#self-hosting #wireguard

app innisfree

Exposes local services on public IPv4 address, via cloud server

10 releases

0.2.16 Feb 11, 2022
0.2.15 Nov 13, 2021
0.2.14 Sep 24, 2021
0.2.12 Aug 31, 2021
0.2.7 Jul 30, 2021

#2 in #self-hosting

29 downloads per month


1.5K SLoC


A tool to aid in self-hosting. Expose local services on your computer, via a public IPv4 address.


Most of the data I maintain is local, within my house, or otherwise on a machine that I control. Uploading that information to a cloud server doesn't always make sense. For one, it's not private: the cloud provider has direct access to all the files I upload. Second, if I have large amounts of data, such as a music collection, it's both expensive and inefficient to upload all that data to the cloud simply so that I can access it remotely.

Mostly, I just want an IP address tied to a service I'm running. I don't want to publish my home IP in DNS records. I don't want to open ports on my home router to allow traffic in.

How it works

When you run innisfree up, the program performs the following steps:

  1. Checks for DIGITALOCEAN_API_TOKEN env var, so it can access the DigitalOcean cloud provider.
  2. Generates keypairs locally, for trusted connections over SSH and Wireguard.
  3. Creates a new cloud server, configured with those keypairs.
  4. Builds a Wireguard connection between your local computer and the server.
  5. Configures nginx on the server, to pass traffic from the public IP of the server to select services you're running locally (by default, 8080/TCP,443/TCP).
  6. If a --dest-ip was specified, configures a local proxy to pass traffic from the local Wireguard interface to another service locally. Useful when the local service is running on an address other than localhost.


There are deb packages available in the Releases page on this repo. You can install directly from source:

make install


  1. Linux-only. Even if the binary compiles under macOS, userspace implementations of Wireguard are still up-and-coming.
  2. Wireguard. For most modern Linux distros, this is available out of the box. Notably, Debian Stable Buster 10 lacks it, but it's available in the buster-backports repo. Run innisfree doctor to check support your machine.
  3. A DigitalOcean cloud account, to create a server.


    innisfree [SUBCOMMAND]

    -h, --help       Prints help information
    -V, --version    Prints version information

    doctor    Run checks to evaluate platform support
    help      Prints this message or the help of the given subcommand(s)
    ip        Display IPv4 address for cloud node
    proxy     Start process to forward traffic, assumes tunnel already up
    ssh       Open interactive SSH shell on cloud node
    up        Create new innisfree tunnel

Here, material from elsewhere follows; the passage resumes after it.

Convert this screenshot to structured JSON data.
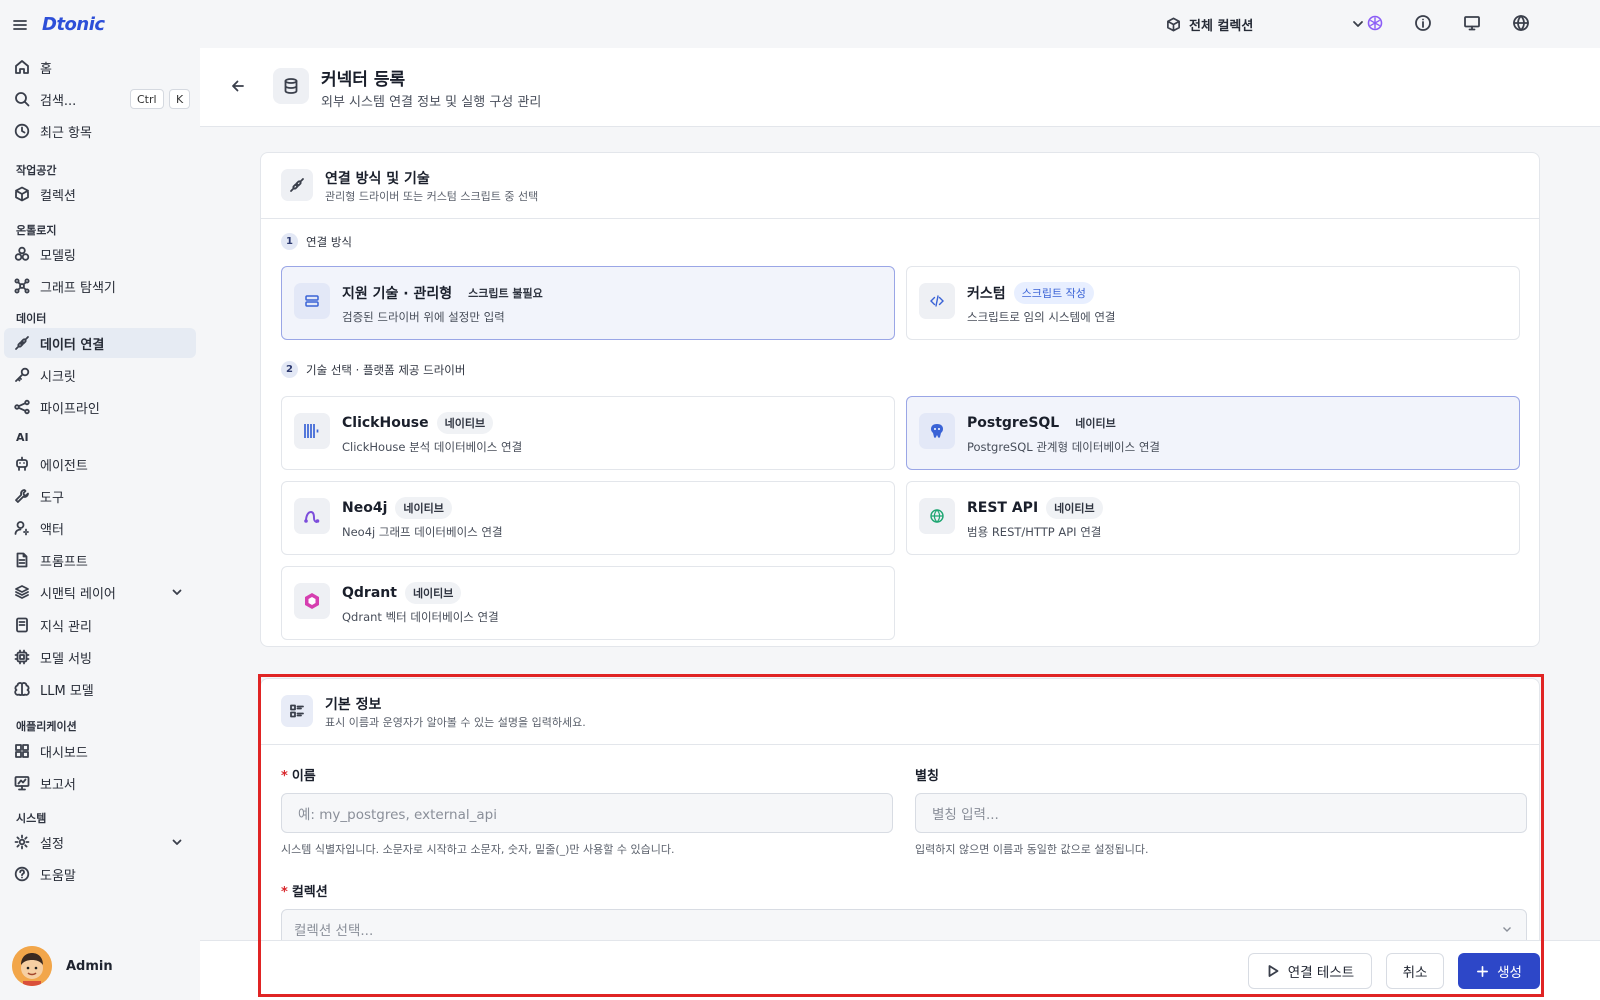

Running as a service

The deb package ships with a systemd config file. To use it, choose a unique name for the service (e.g. minikube), and make sure your API token is exported:

cat /etc/systemd/system/innisfree\@minikube.service.d/override.conf

ExecStart=/bin/bash -c "innisfree up --floating-ip --dest-ip $(minikube ip) -p 443/TCP --name k8s"

The above will proxy a connection to a local minikube installation.

What's with the name?

It's from the Yeats poem:

I will arise and go now, and go to Innisfree,
And a small cabin build there, of clay and wattles made:
Nine bean-rows will I have there, a hive for the honey-bee;
And live alone in the bee-loud glade.

The idea is that in context of the internet, my own home is already the "bee-loud glade": I don't need to upload all my data into the hustle and bustle of cloud computing. Just give me an IP, so I can share data with others, and that's enough.




~654K SLoC